__Your goal__: All of the entries, apart from their pictures, are to be copied verbatim.

>>>>

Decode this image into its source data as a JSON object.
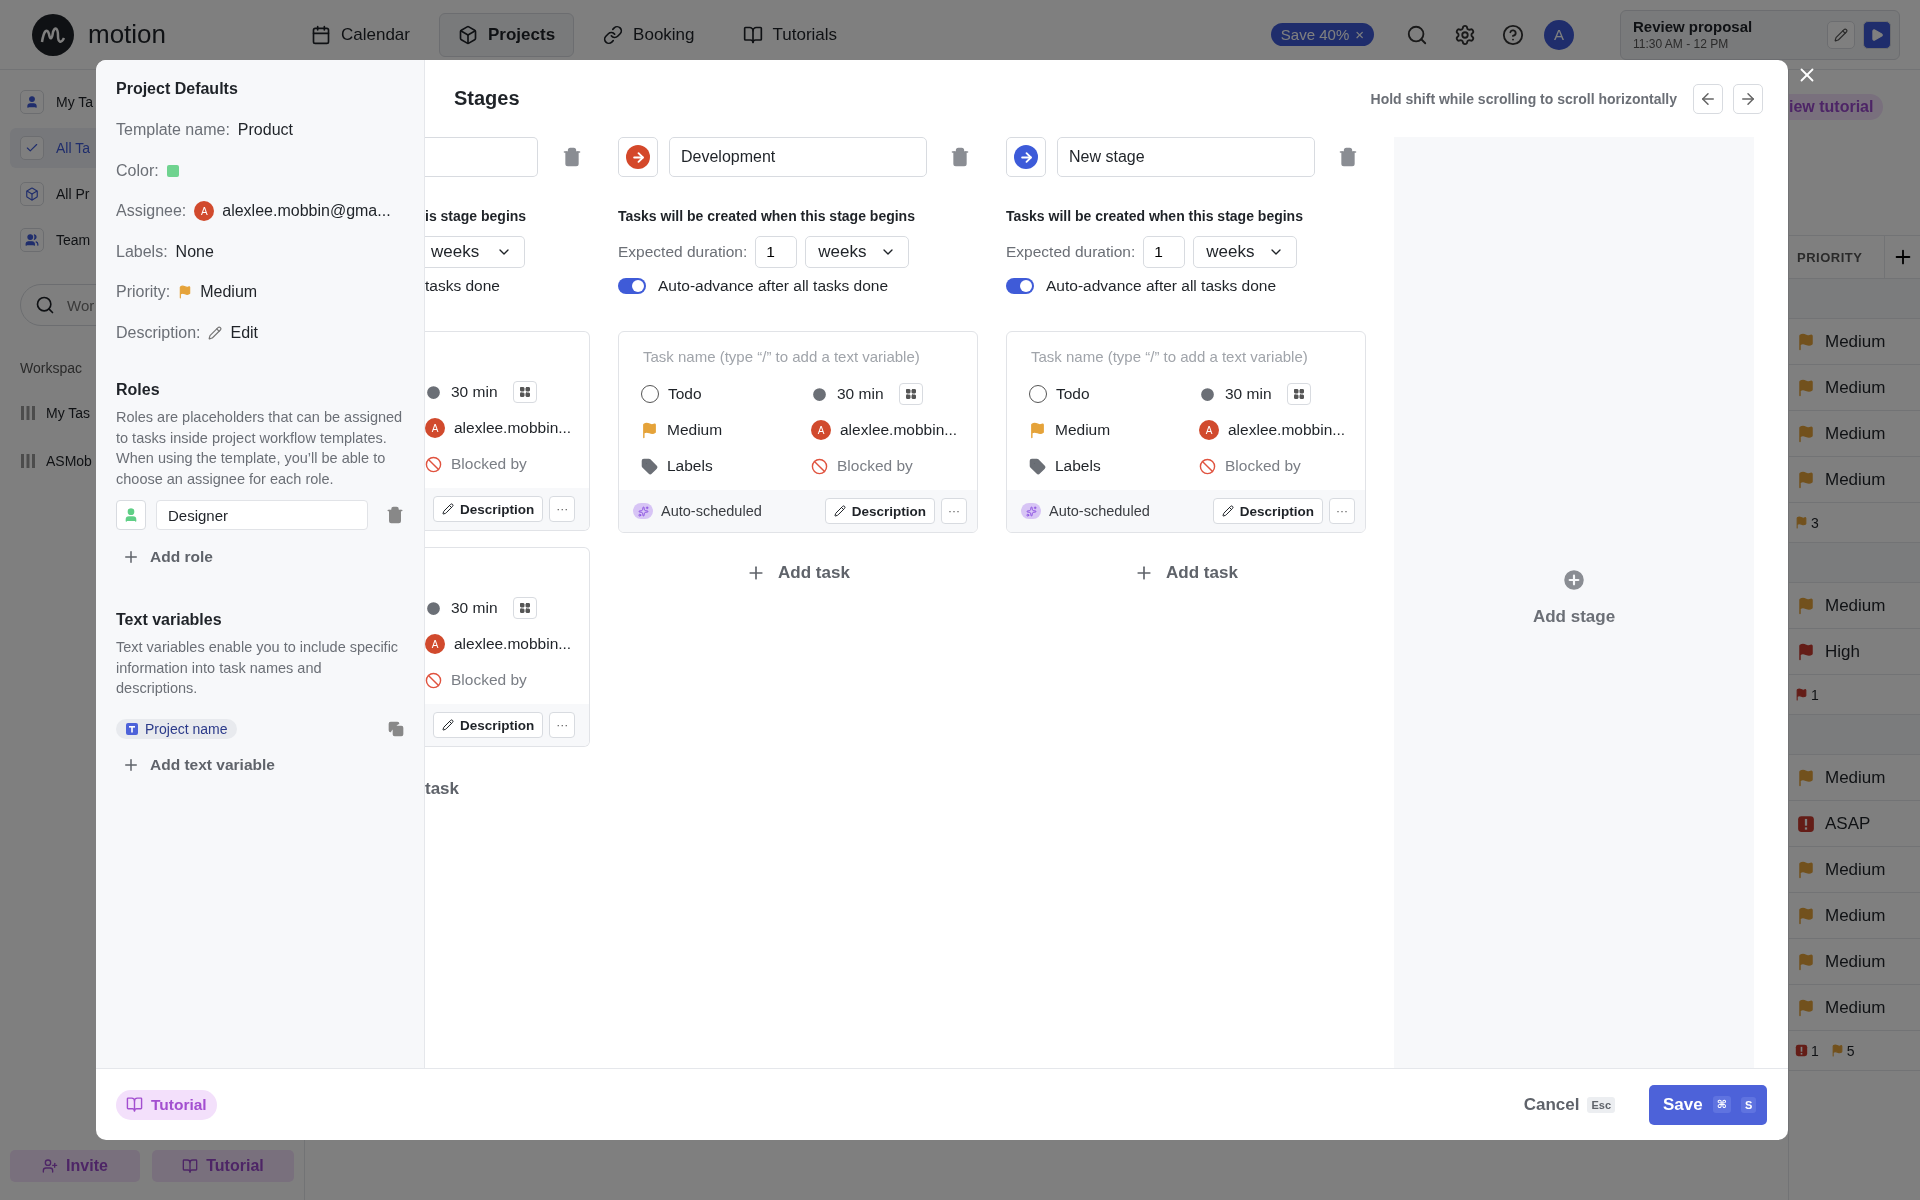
{
  "app": {
    "brand": "motion",
    "nav": [
      {
        "label": "Calendar",
        "selected": false
      },
      {
        "label": "Projects",
        "selected": true
      },
      {
        "label": "Booking",
        "selected": false
      },
      {
        "label": "Tutorials",
        "selected": false
      }
    ],
    "promo": "Save 40%",
    "promo_close": "×",
    "avatar": "A",
    "event": {
      "title": "Review proposal",
      "time": "11:30 AM - 12 PM"
    },
    "sidebar": {
      "items": [
        {
          "label": "My Ta",
          "selected": false
        },
        {
          "label": "All Ta",
          "selected": true
        },
        {
          "label": "All Pr",
          "selected": false
        },
        {
          "label": "Team",
          "selected": false
        }
      ],
      "search_placeholder": "Wor",
      "section": "Workspac",
      "projects": [
        "My Tas",
        "ASMob"
      ],
      "bottom_buttons": [
        "Invite",
        "Tutorial"
      ]
    },
    "right": {
      "pill": "iew tutorial",
      "column_header": "PRIORITY",
      "groups": [
        {
          "rows": [
            {
              "kind": "medium",
              "label": "Medium"
            },
            {
              "kind": "medium",
              "label": "Medium"
            },
            {
              "kind": "medium",
              "label": "Medium"
            },
            {
              "kind": "medium",
              "label": "Medium"
            }
          ],
          "summary": [
            {
              "kind": "medium",
              "count": "3"
            }
          ]
        },
        {
          "rows": [
            {
              "kind": "medium",
              "label": "Medium"
            },
            {
              "kind": "high",
              "label": "High"
            }
          ],
          "summary": [
            {
              "kind": "high",
              "count": "1"
            }
          ]
        },
        {
          "rows": [
            {
              "kind": "medium",
              "label": "Medium"
            },
            {
              "kind": "asap",
              "label": "ASAP"
            },
            {
              "kind": "medium",
              "label": "Medium"
            },
            {
              "kind": "medium",
              "label": "Medium"
            },
            {
              "kind": "medium",
              "label": "Medium"
            },
            {
              "kind": "medium",
              "label": "Medium"
            }
          ],
          "summary": [
            {
              "kind": "asap",
              "count": "1"
            },
            {
              "kind": "medium",
              "count": "5"
            }
          ]
        }
      ]
    }
  },
  "modal": {
    "defaults": {
      "title": "Project Defaults",
      "fields": [
        {
          "kind": "text",
          "label": "Template name:",
          "value": "Product"
        },
        {
          "kind": "color",
          "label": "Color:",
          "color": "#6fd38f"
        },
        {
          "kind": "assignee",
          "label": "Assignee:",
          "initial": "A",
          "value": "alexlee.mobbin@gma..."
        },
        {
          "kind": "text",
          "label": "Labels:",
          "value": "None"
        },
        {
          "kind": "priority",
          "label": "Priority:",
          "value": "Medium"
        },
        {
          "kind": "edit",
          "label": "Description:",
          "value": "Edit"
        }
      ]
    },
    "roles": {
      "title": "Roles",
      "description": "Roles are placeholders that can be assigned to tasks inside project workflow templates. When using the template, you’ll be able to choose an assignee for each role.",
      "items": [
        {
          "name": "Designer"
        }
      ],
      "add": "Add role"
    },
    "text_variables": {
      "title": "Text variables",
      "description": "Text variables enable you to include specific information into task names and descriptions.",
      "items": [
        {
          "name": "Project name"
        }
      ],
      "add": "Add text variable"
    },
    "tutorial": "Tutorial",
    "stages": {
      "title": "Stages",
      "hint": "Hold shift while scrolling to scroll horizontally",
      "columns": [
        {
          "kind": "partial",
          "note": "is stage begins",
          "unit": "weeks",
          "auto_label": "tasks done",
          "tasks": [
            {
              "duration": "30 min",
              "initial": "A",
              "assignee": "alexlee.mobbin...",
              "blocked": "Blocked by",
              "description": "Description",
              "more": "···"
            },
            {
              "duration": "30 min",
              "initial": "A",
              "assignee": "alexlee.mobbin...",
              "blocked": "Blocked by",
              "description": "Description",
              "more": "···"
            }
          ],
          "add_task": "task"
        },
        {
          "kind": "full",
          "color": "#d4482a",
          "name": "Development",
          "note": "Tasks will be created when this stage begins",
          "duration_label": "Expected duration:",
          "duration": "1",
          "unit": "weeks",
          "auto_on": true,
          "auto_label": "Auto-advance after all tasks done",
          "tasks": [
            {
              "placeholder": "Task name (type “/” to add a text variable)",
              "status": "Todo",
              "duration": "30 min",
              "priority": "Medium",
              "initial": "A",
              "assignee": "alexlee.mobbin...",
              "labels": "Labels",
              "blocked": "Blocked by",
              "scheduling": "Auto-scheduled",
              "description": "Description",
              "more": "···"
            }
          ],
          "add_task": "Add task"
        },
        {
          "kind": "full",
          "color": "#3d5bd9",
          "name": "New stage",
          "note": "Tasks will be created when this stage begins",
          "duration_label": "Expected duration:",
          "duration": "1",
          "unit": "weeks",
          "auto_on": true,
          "auto_label": "Auto-advance after all tasks done",
          "tasks": [
            {
              "placeholder": "Task name (type “/” to add a text variable)",
              "status": "Todo",
              "duration": "30 min",
              "priority": "Medium",
              "initial": "A",
              "assignee": "alexlee.mobbin...",
              "labels": "Labels",
              "blocked": "Blocked by",
              "scheduling": "Auto-scheduled",
              "description": "Description",
              "more": "···"
            }
          ],
          "add_task": "Add task"
        }
      ],
      "add_stage": "Add stage"
    },
    "cancel": "Cancel",
    "cancel_key": "Esc",
    "save": "Save",
    "save_keys": [
      "⌘",
      "S"
    ]
  }
}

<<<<

__Solution to this task__:
Decode this image into its source data as a JSON object.
{
  "app": {
    "brand": "motion",
    "nav": [
      {
        "label": "Calendar",
        "selected": false
      },
      {
        "label": "Projects",
        "selected": true
      },
      {
        "label": "Booking",
        "selected": false
      },
      {
        "label": "Tutorials",
        "selected": false
      }
    ],
    "promo": "Save 40%",
    "promo_close": "×",
    "avatar": "A",
    "event": {
      "title": "Review proposal",
      "time": "11:30 AM - 12 PM"
    },
    "sidebar": {
      "items": [
        {
          "label": "My Ta",
          "selected": false
        },
        {
          "label": "All Ta",
          "selected": true
        },
        {
          "label": "All Pr",
          "selected": false
        },
        {
          "label": "Team",
          "selected": false
        }
      ],
      "search_placeholder": "Wor",
      "section": "Workspac",
      "projects": [
        "My Tas",
        "ASMob"
      ],
      "bottom_buttons": [
        "Invite",
        "Tutorial"
      ]
    },
    "right": {
      "pill": "iew tutorial",
      "column_header": "PRIORITY",
      "groups": [
        {
          "rows": [
            {
              "kind": "medium",
              "label": "Medium"
            },
            {
              "kind": "medium",
              "label": "Medium"
            },
            {
              "kind": "medium",
              "label": "Medium"
            },
            {
              "kind": "medium",
              "label": "Medium"
            }
          ],
          "summary": [
            {
              "kind": "medium",
              "count": "3"
            }
          ]
        },
        {
          "rows": [
            {
              "kind": "medium",
              "label": "Medium"
            },
            {
              "kind": "high",
              "label": "High"
            }
          ],
          "summary": [
            {
              "kind": "high",
              "count": "1"
            }
          ]
        },
        {
          "rows": [
            {
              "kind": "medium",
              "label": "Medium"
            },
            {
              "kind": "asap",
              "label": "ASAP"
            },
            {
              "kind": "medium",
              "label": "Medium"
            },
            {
              "kind": "medium",
              "label": "Medium"
            },
            {
              "kind": "medium",
              "label": "Medium"
            },
            {
              "kind": "medium",
              "label": "Medium"
            }
          ],
          "summary": [
            {
              "kind": "asap",
              "count": "1"
            },
            {
              "kind": "medium",
              "count": "5"
            }
          ]
        }
      ]
    }
  },
  "modal": {
    "defaults": {
      "title": "Project Defaults",
      "fields": [
        {
          "kind": "text",
          "label": "Template name:",
          "value": "Product"
        },
        {
          "kind": "color",
          "label": "Color:",
          "color": "#6fd38f"
        },
        {
          "kind": "assignee",
          "label": "Assignee:",
          "initial": "A",
          "value": "alexlee.mobbin@gma..."
        },
        {
          "kind": "text",
          "label": "Labels:",
          "value": "None"
        },
        {
          "kind": "priority",
          "label": "Priority:",
          "value": "Medium"
        },
        {
          "kind": "edit",
          "label": "Description:",
          "value": "Edit"
        }
      ]
    },
    "roles": {
      "title": "Roles",
      "description": "Roles are placeholders that can be assigned to tasks inside project workflow templates. When using the template, you’ll be able to choose an assignee for each role.",
      "items": [
        {
          "name": "Designer"
        }
      ],
      "add": "Add role"
    },
    "text_variables": {
      "title": "Text variables",
      "description": "Text variables enable you to include specific information into task names and descriptions.",
      "items": [
        {
          "name": "Project name"
        }
      ],
      "add": "Add text variable"
    },
    "tutorial": "Tutorial",
    "stages": {
      "title": "Stages",
      "hint": "Hold shift while scrolling to scroll horizontally",
      "columns": [
        {
          "kind": "partial",
          "note": "is stage begins",
          "unit": "weeks",
          "auto_label": "tasks done",
          "tasks": [
            {
              "duration": "30 min",
              "initial": "A",
              "assignee": "alexlee.mobbin...",
              "blocked": "Blocked by",
              "description": "Description",
              "more": "···"
            },
            {
              "duration": "30 min",
              "initial": "A",
              "assignee": "alexlee.mobbin...",
              "blocked": "Blocked by",
              "description": "Description",
              "more": "···"
            }
          ],
          "add_task": "task"
        },
        {
          "kind": "full",
          "color": "#d4482a",
          "name": "Development",
          "note": "Tasks will be created when this stage begins",
          "duration_label": "Expected duration:",
          "duration": "1",
          "unit": "weeks",
          "auto_on": true,
          "auto_label": "Auto-advance after all tasks done",
          "tasks": [
            {
              "placeholder": "Task name (type “/” to add a text variable)",
              "status": "Todo",
              "duration": "30 min",
              "priority": "Medium",
              "initial": "A",
              "assignee": "alexlee.mobbin...",
              "labels": "Labels",
              "blocked": "Blocked by",
              "scheduling": "Auto-scheduled",
              "description": "Description",
              "more": "···"
            }
          ],
          "add_task": "Add task"
        },
        {
          "kind": "full",
          "color": "#3d5bd9",
          "name": "New stage",
          "note": "Tasks will be created when this stage begins",
          "duration_label": "Expected duration:",
          "duration": "1",
          "unit": "weeks",
          "auto_on": true,
          "auto_label": "Auto-advance after all tasks done",
          "tasks": [
            {
              "placeholder": "Task name (type “/” to add a text variable)",
              "status": "Todo",
              "duration": "30 min",
              "priority": "Medium",
              "initial": "A",
              "assignee": "alexlee.mobbin...",
              "labels": "Labels",
              "blocked": "Blocked by",
              "scheduling": "Auto-scheduled",
              "description": "Description",
              "more": "···"
            }
          ],
          "add_task": "Add task"
        }
      ],
      "add_stage": "Add stage"
    },
    "cancel": "Cancel",
    "cancel_key": "Esc",
    "save": "Save",
    "save_keys": [
      "⌘",
      "S"
    ]
  }
}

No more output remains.